Principle of the MCG operation
The counterbalanced arm, as shown below, has a kinematic seat which sits on a precision ruby ball located on an adjustable tower. The kinematic seat allows very accurate arm pivoting, both horizontally through 360° and vertically through ±45°. At the end of the counterbalanced arm is a second kinematic location which is formed by two rods, the tungsten carbide ball of the arm, and the probe stylus ball. The arm is able to sweep a truncated spherical outline of radius R about the kinematic pivot location.
The counterbalanced arm is balanced to provide a downforce of 2 gm at the measuring end to allow arm movement without false triggering.
The probe is moved to its required position (position A) and then towards the pivot position (B) where it will trigger at the kinematic location (C) and the radius is measured.
Since the counterbalanced arm is of a constant radius R, any deviation from R is an indication of the volumetric measuring performance of the CMM for that volume swept by the arm. Repetition of a sequence of readings checks the system for repeatability. Volumetric measuring performance is the maximum error between any two points in any plane, over any distance within the full measuring volume.
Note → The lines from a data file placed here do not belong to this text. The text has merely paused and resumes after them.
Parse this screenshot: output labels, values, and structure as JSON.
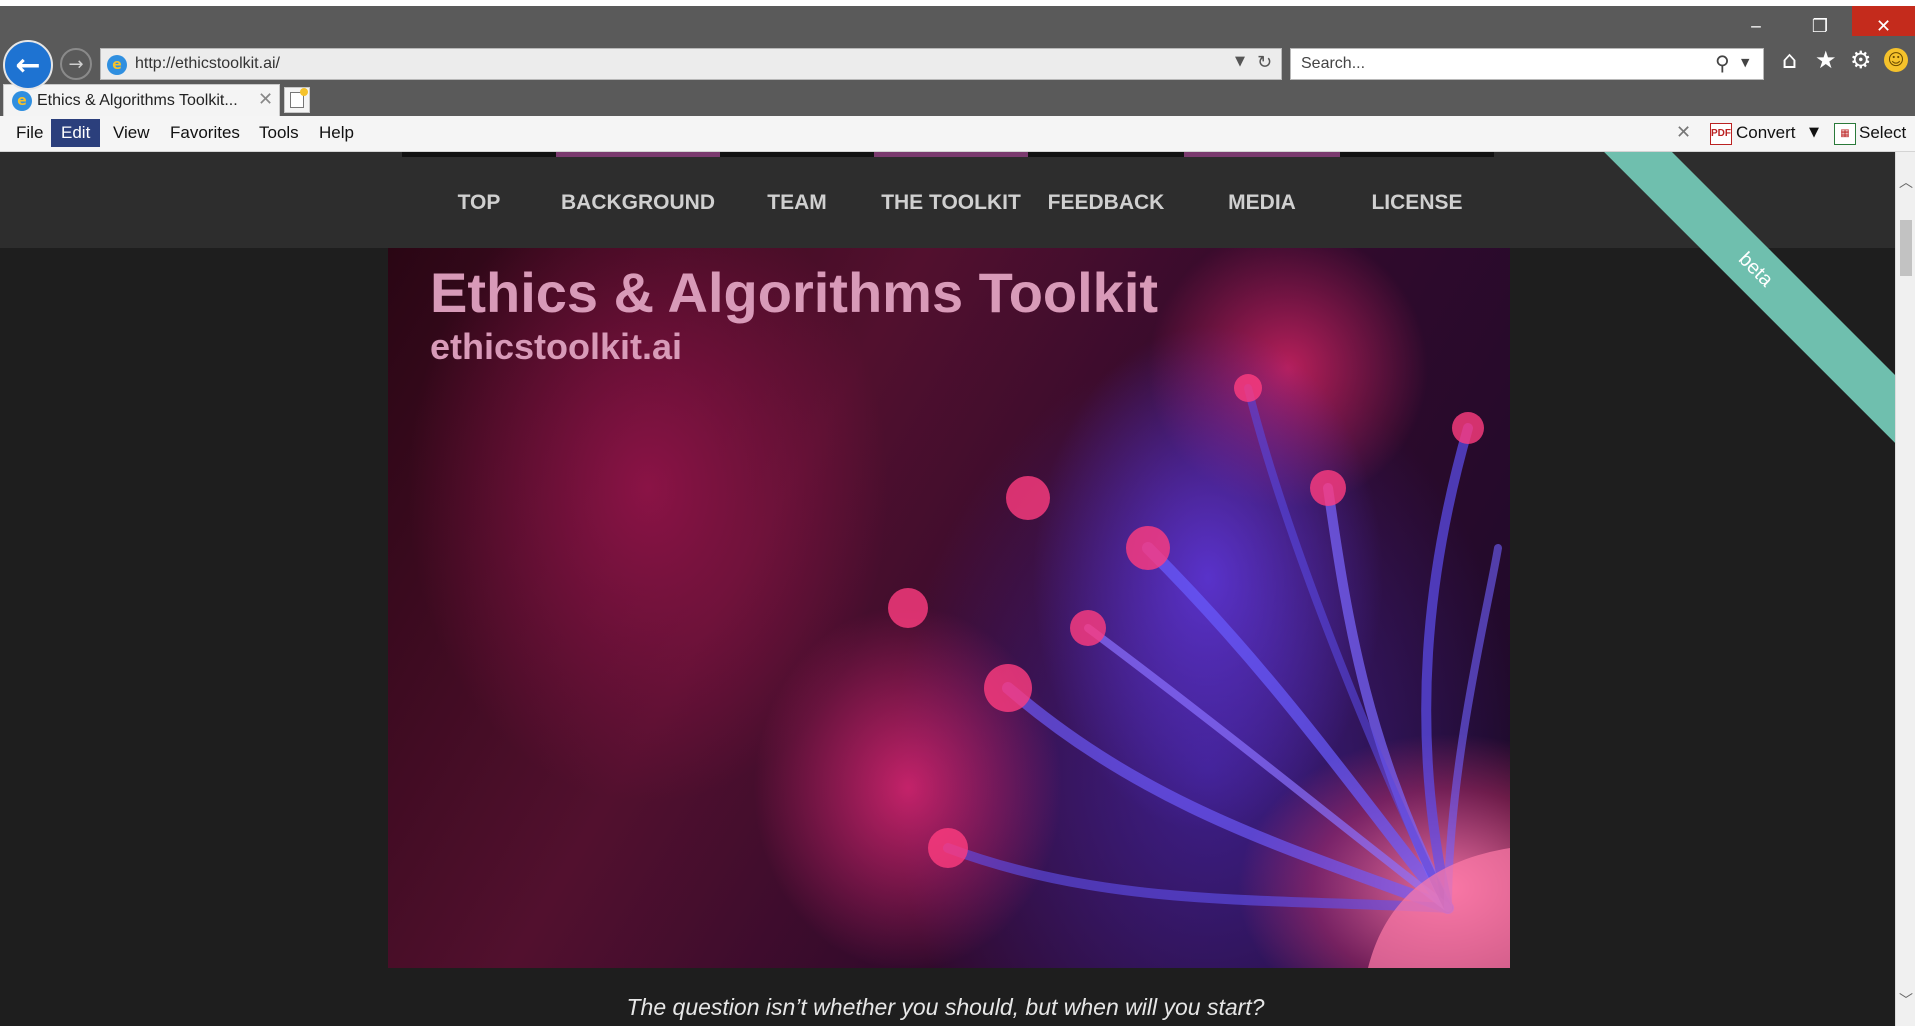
{
  "browser": {
    "url": "http://ethicstoolkit.ai/",
    "search_placeholder": "Search...",
    "tab_title": "Ethics & Algorithms Toolkit...",
    "window_controls": {
      "minimize": "‒",
      "maximize": "❐",
      "close": "✕"
    }
  },
  "menubar": {
    "items": [
      "File",
      "Edit",
      "View",
      "Favorites",
      "Tools",
      "Help"
    ],
    "active_item": "Edit",
    "convert_label": "Convert",
    "select_label": "Select"
  },
  "site": {
    "nav": [
      "TOP",
      "BACKGROUND",
      "TEAM",
      "THE TOOLKIT",
      "FEEDBACK",
      "MEDIA",
      "LICENSE"
    ],
    "ribbon": "beta",
    "hero_title": "Ethics & Algorithms Toolkit",
    "hero_subtitle": "ethicstoolkit.ai",
    "tagline": "The question isn’t whether you should, but when will you start?"
  },
  "colors": {
    "ribbon": "#6fbfae",
    "nav_accent": "#7a3a6e",
    "hero_text": "#d89ab8",
    "close_button": "#c42b1c",
    "active_menu": "#2b3f7c"
  },
  "icons": {
    "back": "arrow-left-icon",
    "forward": "arrow-right-icon",
    "home": "home-icon",
    "favorites": "star-icon",
    "settings": "gear-icon",
    "feedback": "smiley-icon"
  }
}
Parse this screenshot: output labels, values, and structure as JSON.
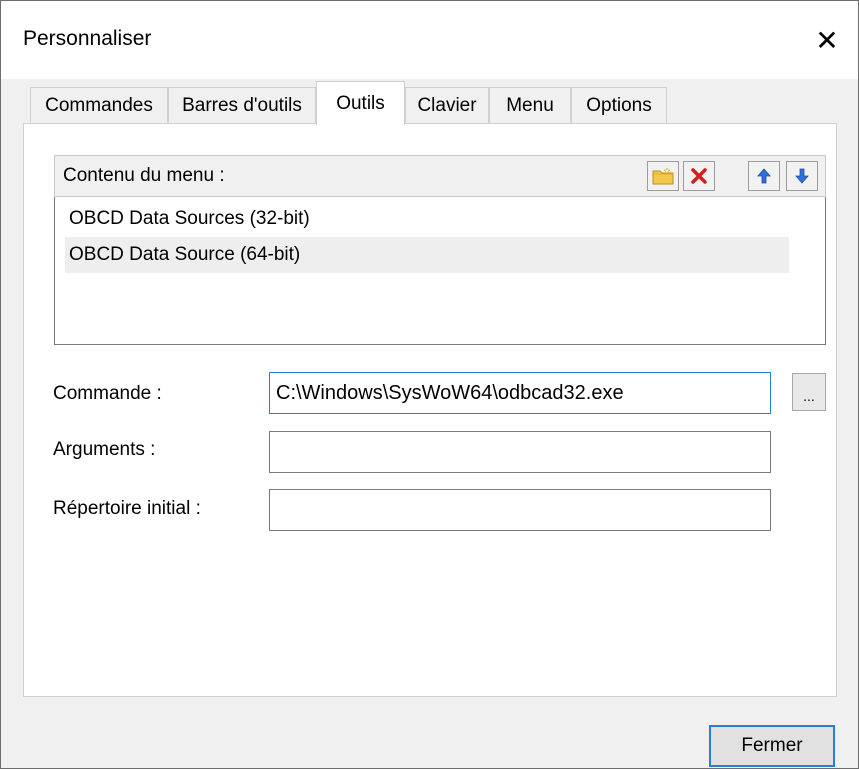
{
  "window": {
    "title": "Personnaliser"
  },
  "tabs": [
    {
      "label": "Commandes"
    },
    {
      "label": "Barres d'outils"
    },
    {
      "label": "Outils"
    },
    {
      "label": "Clavier"
    },
    {
      "label": "Menu"
    },
    {
      "label": "Options"
    }
  ],
  "active_tab": "Outils",
  "menu_group": {
    "label": "Contenu du menu :",
    "toolbar_icons": [
      "new-folder-icon",
      "delete-icon",
      "move-up-icon",
      "move-down-icon"
    ],
    "items": [
      {
        "label": "OBCD Data Sources (32-bit)"
      },
      {
        "label": "OBCD Data Source (64-bit)"
      }
    ],
    "selected_index": 1
  },
  "fields": {
    "command": {
      "label": "Commande :",
      "value": "C:\\Windows\\SysWoW64\\odbcad32.exe"
    },
    "arguments": {
      "label": "Arguments :",
      "value": ""
    },
    "initial_dir": {
      "label": "Répertoire initial :",
      "value": ""
    }
  },
  "browse_label": "...",
  "close_button_label": "Fermer",
  "colors": {
    "focus_blue": "#2a7fd4",
    "delete_red": "#d21f1f",
    "arrow_blue": "#2f6fd8",
    "folder_yellow": "#f3c84a"
  }
}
On horizontal arm machines the probe is mounted at 90° to the arm.